*** Data provided ***
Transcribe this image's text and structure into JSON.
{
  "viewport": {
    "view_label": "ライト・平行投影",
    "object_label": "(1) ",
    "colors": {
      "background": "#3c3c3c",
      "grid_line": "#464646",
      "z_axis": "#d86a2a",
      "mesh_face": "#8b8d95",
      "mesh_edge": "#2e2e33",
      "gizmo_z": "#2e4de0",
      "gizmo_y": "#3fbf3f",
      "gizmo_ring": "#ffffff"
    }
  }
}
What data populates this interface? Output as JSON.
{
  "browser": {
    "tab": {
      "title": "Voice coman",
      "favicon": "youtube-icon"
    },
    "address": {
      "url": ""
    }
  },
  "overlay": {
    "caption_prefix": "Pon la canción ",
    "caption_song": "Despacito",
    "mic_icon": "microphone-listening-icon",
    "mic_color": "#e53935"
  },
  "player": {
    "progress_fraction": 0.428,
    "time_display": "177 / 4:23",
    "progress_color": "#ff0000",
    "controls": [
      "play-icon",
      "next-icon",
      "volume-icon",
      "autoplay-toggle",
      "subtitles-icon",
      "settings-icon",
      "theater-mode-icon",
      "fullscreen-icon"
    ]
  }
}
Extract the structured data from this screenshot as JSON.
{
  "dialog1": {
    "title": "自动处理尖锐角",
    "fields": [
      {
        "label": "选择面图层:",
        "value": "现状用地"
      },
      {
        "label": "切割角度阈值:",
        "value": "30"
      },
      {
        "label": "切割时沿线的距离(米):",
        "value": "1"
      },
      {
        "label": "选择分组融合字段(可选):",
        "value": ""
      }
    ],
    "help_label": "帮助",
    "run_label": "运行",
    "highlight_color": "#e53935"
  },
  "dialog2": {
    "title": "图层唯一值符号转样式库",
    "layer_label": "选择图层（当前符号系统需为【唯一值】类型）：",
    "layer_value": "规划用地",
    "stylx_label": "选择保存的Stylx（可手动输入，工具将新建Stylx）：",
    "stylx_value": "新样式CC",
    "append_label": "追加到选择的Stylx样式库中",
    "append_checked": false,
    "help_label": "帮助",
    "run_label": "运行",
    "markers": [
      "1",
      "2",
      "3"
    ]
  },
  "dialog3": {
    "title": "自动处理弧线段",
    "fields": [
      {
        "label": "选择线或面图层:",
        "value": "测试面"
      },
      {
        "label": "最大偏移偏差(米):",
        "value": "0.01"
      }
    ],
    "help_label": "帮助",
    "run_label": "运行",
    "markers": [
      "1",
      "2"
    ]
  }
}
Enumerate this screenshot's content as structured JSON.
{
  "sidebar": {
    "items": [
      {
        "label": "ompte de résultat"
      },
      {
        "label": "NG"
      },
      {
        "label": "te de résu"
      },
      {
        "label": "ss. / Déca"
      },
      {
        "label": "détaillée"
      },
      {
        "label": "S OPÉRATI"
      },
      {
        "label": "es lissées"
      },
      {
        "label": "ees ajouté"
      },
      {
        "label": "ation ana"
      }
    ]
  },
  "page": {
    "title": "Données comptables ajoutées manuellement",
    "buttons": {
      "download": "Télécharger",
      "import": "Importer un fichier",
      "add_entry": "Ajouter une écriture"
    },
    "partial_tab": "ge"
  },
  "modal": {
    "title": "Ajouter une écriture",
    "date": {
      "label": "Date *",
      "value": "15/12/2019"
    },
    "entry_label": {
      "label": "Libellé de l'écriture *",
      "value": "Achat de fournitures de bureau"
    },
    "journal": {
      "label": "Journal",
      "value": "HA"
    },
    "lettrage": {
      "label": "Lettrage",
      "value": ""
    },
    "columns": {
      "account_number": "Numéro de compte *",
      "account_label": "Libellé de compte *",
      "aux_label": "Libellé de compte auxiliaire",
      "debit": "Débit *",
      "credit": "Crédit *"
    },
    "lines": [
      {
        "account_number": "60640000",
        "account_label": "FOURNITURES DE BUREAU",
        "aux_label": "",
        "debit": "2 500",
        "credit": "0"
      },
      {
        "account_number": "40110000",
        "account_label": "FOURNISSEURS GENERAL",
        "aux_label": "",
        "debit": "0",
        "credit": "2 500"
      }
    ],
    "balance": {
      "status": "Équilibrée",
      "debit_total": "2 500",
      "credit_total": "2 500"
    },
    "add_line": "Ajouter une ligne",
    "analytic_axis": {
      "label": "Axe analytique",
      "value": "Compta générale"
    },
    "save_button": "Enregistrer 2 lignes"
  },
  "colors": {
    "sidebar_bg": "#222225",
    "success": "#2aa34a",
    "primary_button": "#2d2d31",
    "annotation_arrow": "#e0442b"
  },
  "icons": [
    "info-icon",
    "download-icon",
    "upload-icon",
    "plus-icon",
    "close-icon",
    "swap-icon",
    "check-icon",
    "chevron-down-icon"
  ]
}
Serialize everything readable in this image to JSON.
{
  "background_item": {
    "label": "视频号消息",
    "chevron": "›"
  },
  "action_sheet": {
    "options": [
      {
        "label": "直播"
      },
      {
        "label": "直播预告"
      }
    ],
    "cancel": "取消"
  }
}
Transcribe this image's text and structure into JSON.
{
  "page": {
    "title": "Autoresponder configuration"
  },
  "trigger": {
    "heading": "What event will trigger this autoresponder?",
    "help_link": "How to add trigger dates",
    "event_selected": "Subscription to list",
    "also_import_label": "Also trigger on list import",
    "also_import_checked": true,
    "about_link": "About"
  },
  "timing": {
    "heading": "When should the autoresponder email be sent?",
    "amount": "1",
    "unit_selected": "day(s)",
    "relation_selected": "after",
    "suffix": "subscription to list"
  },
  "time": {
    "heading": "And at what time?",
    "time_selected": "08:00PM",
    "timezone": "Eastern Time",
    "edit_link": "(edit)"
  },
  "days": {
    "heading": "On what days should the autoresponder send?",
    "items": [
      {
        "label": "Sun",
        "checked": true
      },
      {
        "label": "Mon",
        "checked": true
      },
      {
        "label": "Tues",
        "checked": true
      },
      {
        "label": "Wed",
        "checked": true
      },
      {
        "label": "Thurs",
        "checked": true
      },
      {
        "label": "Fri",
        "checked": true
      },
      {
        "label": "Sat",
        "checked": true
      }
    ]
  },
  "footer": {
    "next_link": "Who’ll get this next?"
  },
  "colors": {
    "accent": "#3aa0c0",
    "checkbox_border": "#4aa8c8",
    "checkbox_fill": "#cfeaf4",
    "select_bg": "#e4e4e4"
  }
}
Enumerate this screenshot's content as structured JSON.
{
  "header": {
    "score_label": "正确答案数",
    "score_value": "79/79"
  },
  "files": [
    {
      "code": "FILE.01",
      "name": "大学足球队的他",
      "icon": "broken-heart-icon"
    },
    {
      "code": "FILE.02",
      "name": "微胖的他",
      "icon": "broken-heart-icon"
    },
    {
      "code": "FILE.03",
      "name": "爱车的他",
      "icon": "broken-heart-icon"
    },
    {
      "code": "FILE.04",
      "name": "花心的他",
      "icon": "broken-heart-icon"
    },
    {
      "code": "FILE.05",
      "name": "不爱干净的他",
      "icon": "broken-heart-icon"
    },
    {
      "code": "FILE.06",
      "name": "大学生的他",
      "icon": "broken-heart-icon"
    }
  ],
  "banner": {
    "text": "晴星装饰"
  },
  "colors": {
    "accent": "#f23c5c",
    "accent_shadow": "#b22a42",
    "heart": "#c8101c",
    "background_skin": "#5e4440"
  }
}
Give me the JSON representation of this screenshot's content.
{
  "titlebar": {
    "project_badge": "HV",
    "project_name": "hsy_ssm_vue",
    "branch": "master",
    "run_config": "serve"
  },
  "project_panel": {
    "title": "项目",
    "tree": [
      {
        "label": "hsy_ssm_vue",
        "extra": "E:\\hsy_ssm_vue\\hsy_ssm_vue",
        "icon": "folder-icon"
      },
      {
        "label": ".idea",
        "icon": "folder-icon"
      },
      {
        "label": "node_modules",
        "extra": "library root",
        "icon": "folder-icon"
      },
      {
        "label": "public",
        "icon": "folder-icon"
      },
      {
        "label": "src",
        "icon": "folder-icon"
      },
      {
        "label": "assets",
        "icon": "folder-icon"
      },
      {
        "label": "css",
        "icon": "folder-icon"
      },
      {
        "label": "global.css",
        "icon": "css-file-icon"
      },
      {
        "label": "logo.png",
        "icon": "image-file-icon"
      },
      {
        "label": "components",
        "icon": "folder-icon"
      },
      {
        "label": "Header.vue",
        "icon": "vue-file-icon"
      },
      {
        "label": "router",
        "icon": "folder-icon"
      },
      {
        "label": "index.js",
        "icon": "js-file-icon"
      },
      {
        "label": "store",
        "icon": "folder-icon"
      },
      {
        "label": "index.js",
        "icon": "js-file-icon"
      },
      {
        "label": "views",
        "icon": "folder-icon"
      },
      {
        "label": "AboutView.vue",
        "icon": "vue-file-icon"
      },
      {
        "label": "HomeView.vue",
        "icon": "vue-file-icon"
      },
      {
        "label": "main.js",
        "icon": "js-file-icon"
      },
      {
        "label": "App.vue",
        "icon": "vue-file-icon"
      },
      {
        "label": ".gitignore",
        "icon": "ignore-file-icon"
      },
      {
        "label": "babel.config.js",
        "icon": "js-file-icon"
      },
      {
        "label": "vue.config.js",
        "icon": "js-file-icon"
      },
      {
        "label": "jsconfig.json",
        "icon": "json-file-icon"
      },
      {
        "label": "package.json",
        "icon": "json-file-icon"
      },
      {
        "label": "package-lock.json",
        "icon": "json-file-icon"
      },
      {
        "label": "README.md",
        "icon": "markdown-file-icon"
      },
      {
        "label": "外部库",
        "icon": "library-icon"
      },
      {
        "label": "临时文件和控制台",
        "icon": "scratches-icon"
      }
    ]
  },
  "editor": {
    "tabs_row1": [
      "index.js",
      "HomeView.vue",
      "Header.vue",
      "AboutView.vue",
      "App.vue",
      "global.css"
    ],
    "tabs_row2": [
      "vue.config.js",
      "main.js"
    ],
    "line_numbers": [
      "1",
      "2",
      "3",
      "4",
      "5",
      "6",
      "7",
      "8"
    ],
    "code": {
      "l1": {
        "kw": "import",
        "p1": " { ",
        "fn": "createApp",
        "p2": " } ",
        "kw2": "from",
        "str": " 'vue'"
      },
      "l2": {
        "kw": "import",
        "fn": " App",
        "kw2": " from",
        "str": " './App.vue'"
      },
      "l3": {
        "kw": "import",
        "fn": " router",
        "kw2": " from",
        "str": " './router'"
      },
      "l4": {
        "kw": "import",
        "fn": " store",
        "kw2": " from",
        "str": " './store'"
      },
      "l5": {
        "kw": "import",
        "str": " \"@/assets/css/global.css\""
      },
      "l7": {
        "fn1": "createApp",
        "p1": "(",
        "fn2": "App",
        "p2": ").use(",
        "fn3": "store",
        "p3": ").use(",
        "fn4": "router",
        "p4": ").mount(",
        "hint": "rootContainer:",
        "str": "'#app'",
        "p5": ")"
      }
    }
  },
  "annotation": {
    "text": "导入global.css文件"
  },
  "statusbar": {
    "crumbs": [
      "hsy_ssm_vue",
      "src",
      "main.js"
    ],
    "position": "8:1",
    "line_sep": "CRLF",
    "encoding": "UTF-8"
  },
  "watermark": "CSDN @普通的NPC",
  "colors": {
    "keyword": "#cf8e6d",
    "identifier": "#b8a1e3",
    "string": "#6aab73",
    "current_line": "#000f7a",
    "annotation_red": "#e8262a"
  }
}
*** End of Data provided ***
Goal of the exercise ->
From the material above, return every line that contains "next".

Answer to this exercise ->
      "next-icon",
    "next_link": "Who’ll get this next?"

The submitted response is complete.